Tokyo's DHC, known for cleansing oil, leaving Korean market
DHC, the Tokyo-based cosmetics company, is abandoning Korea.
Its local unit, DHC Korea, announced the move on its website Wednesday.
“Operations of the DHC Korea shopping mall will shut down as of 2 p.m. on Sept. 15,” the statement on the website said. “Rewards points can be only used until 2 p.m. on Sept. 15.”
The company said it “tried to satisfy consumers with good products and services, but is regretfully closing.”
The announcement was made two years after Koreans started informally boycotting Japanese products in July 2019 after Japan imposed tighter restrictions on exports to Korea of three key materials essential to making semiconductors and displays.
DHC was targeted in particular after DHC TV, its beauty TV channel, broadcast a series of offensive remarks made by panelists about Koreans.
They said Koreans are forgetful by nature and described the boycott of Japanese products as a “childish act.”
The panelists also claimed that hangul was standardized by Japan and denounced Korean artwork depicting women forced into sexual slavery by the Imperial Japanese Army during World War II.
It was found that the chairman said in 2016 that ethnic Koreans living in Japan should “go back to their home country.”
The chairman continued to make discriminatory comments.
He used a racial slur to describe ethnic Korean residents in Japan in a post issued in November on the company's website to claim that DHC's supplements were superior to those by rival companies, according to a report from the Asahi Shimbun.

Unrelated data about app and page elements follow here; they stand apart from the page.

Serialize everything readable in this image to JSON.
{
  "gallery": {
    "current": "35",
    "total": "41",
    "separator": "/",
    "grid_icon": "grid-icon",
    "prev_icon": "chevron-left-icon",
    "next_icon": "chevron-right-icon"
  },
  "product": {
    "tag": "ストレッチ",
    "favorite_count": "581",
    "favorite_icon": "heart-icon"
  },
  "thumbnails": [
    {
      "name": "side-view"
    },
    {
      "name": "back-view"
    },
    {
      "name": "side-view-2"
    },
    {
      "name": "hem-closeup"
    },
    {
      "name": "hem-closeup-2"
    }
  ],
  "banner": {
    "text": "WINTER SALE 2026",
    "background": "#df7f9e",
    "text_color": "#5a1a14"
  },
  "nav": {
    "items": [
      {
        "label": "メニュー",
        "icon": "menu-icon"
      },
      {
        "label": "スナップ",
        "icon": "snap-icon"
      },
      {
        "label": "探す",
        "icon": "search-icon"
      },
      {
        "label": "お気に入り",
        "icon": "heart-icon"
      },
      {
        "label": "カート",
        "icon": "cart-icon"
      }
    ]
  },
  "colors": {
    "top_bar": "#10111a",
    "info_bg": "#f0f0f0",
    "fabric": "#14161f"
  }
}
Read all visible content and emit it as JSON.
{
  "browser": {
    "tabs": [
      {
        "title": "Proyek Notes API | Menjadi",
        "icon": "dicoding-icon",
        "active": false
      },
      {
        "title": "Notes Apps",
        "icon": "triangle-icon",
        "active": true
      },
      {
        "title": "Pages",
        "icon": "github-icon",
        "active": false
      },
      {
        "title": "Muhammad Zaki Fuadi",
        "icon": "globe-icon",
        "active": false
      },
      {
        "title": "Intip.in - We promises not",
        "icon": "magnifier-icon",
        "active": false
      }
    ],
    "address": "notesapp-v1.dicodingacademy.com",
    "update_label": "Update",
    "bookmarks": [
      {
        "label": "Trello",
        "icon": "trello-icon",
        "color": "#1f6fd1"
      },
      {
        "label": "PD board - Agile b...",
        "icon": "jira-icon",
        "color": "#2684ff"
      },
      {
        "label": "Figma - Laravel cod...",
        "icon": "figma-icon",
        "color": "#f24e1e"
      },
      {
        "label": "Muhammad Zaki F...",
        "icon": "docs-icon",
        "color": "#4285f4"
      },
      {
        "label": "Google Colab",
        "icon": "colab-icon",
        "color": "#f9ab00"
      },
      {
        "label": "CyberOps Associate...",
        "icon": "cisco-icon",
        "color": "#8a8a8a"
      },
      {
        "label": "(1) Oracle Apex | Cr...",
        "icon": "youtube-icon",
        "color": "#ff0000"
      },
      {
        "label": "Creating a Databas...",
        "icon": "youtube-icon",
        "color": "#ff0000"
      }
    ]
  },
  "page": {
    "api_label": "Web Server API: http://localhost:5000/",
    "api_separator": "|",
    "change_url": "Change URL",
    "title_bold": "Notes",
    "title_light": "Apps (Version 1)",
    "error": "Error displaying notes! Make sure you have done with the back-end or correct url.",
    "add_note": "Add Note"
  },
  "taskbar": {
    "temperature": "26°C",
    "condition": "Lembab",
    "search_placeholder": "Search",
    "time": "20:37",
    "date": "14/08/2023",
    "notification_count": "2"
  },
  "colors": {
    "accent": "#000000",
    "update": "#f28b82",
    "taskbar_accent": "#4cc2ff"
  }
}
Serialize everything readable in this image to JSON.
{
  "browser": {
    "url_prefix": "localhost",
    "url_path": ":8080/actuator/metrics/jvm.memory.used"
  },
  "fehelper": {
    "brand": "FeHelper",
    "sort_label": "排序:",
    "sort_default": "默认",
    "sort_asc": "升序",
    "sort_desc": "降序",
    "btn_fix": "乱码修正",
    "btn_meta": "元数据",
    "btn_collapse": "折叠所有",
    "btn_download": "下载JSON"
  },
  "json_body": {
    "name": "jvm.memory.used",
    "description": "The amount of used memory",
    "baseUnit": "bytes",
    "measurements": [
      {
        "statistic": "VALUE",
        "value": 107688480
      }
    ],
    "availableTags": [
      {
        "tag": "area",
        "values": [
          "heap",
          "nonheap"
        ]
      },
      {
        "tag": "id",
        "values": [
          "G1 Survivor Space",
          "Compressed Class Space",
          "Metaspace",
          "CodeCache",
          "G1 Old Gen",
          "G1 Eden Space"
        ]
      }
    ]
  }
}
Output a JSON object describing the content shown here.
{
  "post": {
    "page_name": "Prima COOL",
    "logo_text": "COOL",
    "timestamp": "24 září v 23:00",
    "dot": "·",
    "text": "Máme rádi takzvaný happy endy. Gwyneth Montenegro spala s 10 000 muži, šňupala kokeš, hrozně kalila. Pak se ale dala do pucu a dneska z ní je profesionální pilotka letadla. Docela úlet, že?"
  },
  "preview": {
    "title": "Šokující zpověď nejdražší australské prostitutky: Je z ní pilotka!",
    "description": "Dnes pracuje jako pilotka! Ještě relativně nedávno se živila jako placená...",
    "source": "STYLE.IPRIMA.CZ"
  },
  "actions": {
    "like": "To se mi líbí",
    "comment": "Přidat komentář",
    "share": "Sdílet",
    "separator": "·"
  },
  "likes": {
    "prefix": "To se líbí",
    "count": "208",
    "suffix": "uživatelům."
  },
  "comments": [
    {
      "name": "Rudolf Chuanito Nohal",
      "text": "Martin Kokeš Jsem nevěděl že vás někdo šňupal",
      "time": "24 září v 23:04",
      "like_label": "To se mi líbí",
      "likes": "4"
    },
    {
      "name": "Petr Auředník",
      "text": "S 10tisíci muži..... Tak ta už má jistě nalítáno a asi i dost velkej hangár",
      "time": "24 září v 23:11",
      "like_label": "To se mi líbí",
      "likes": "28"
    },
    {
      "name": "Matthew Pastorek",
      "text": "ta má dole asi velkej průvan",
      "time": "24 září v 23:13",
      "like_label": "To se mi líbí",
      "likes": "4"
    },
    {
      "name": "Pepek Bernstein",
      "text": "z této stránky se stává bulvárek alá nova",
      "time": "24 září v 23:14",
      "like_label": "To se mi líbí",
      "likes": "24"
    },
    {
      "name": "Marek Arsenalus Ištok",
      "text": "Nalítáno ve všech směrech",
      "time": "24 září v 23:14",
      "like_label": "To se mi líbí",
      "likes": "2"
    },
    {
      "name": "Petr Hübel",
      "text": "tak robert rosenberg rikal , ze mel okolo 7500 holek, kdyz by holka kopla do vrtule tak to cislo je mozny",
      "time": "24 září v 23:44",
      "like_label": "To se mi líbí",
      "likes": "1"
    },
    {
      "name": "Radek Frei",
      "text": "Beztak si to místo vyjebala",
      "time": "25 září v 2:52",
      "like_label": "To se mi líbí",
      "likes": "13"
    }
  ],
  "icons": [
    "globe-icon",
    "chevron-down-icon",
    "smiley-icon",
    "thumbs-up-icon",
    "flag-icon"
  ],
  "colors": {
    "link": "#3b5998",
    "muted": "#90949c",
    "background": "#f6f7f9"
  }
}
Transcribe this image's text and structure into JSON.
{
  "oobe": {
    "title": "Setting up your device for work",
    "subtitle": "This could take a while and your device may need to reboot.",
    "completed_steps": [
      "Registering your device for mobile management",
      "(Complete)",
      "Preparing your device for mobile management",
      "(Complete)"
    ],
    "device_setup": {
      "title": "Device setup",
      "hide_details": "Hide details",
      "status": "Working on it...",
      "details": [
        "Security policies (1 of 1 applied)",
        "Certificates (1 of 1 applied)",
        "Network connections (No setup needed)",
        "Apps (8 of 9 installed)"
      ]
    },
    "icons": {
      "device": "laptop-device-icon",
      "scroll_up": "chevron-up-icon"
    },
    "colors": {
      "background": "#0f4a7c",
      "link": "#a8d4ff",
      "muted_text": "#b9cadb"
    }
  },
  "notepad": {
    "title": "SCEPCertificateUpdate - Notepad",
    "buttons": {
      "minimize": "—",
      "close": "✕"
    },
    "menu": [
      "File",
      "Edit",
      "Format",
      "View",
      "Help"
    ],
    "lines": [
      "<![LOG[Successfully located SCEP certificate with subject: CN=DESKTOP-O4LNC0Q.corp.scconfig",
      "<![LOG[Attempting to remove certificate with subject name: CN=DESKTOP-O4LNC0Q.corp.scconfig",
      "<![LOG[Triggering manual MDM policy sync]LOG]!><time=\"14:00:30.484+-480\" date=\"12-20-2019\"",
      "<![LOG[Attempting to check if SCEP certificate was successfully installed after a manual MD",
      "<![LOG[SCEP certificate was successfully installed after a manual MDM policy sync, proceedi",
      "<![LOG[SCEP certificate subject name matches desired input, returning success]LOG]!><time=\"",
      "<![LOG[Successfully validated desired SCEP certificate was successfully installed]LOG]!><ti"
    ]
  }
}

DHC Korea apologized for the statements made on DHC TV in 2019, saying that the Korean unit does not agree with the remarks.
The company’s products were pulled from major health and beauty store franchises, including Olive Young and Lalavla, in August 2019.
DHC Korea started business in Korea in April 2002.
It made a name for itself with a deep cleansing oil.
DHC Korea’s annual sales are estimated to have hit around 10 billion won ($8.5 million) in its peak years, according to local media reports.
Other Japanese companies that suffered from the informal boycott include Shu Uemura, a beauty brand of L’Oreal Group that was established by a Japanese makeup artist.
Shu Uemura announced in March it would exit the country after 16 years.
The Korean unit of Sapporo’s Royce’ Chocolate shuttered its operations in Korea in March last year.
BY JIN MIN-JI [email@example.com]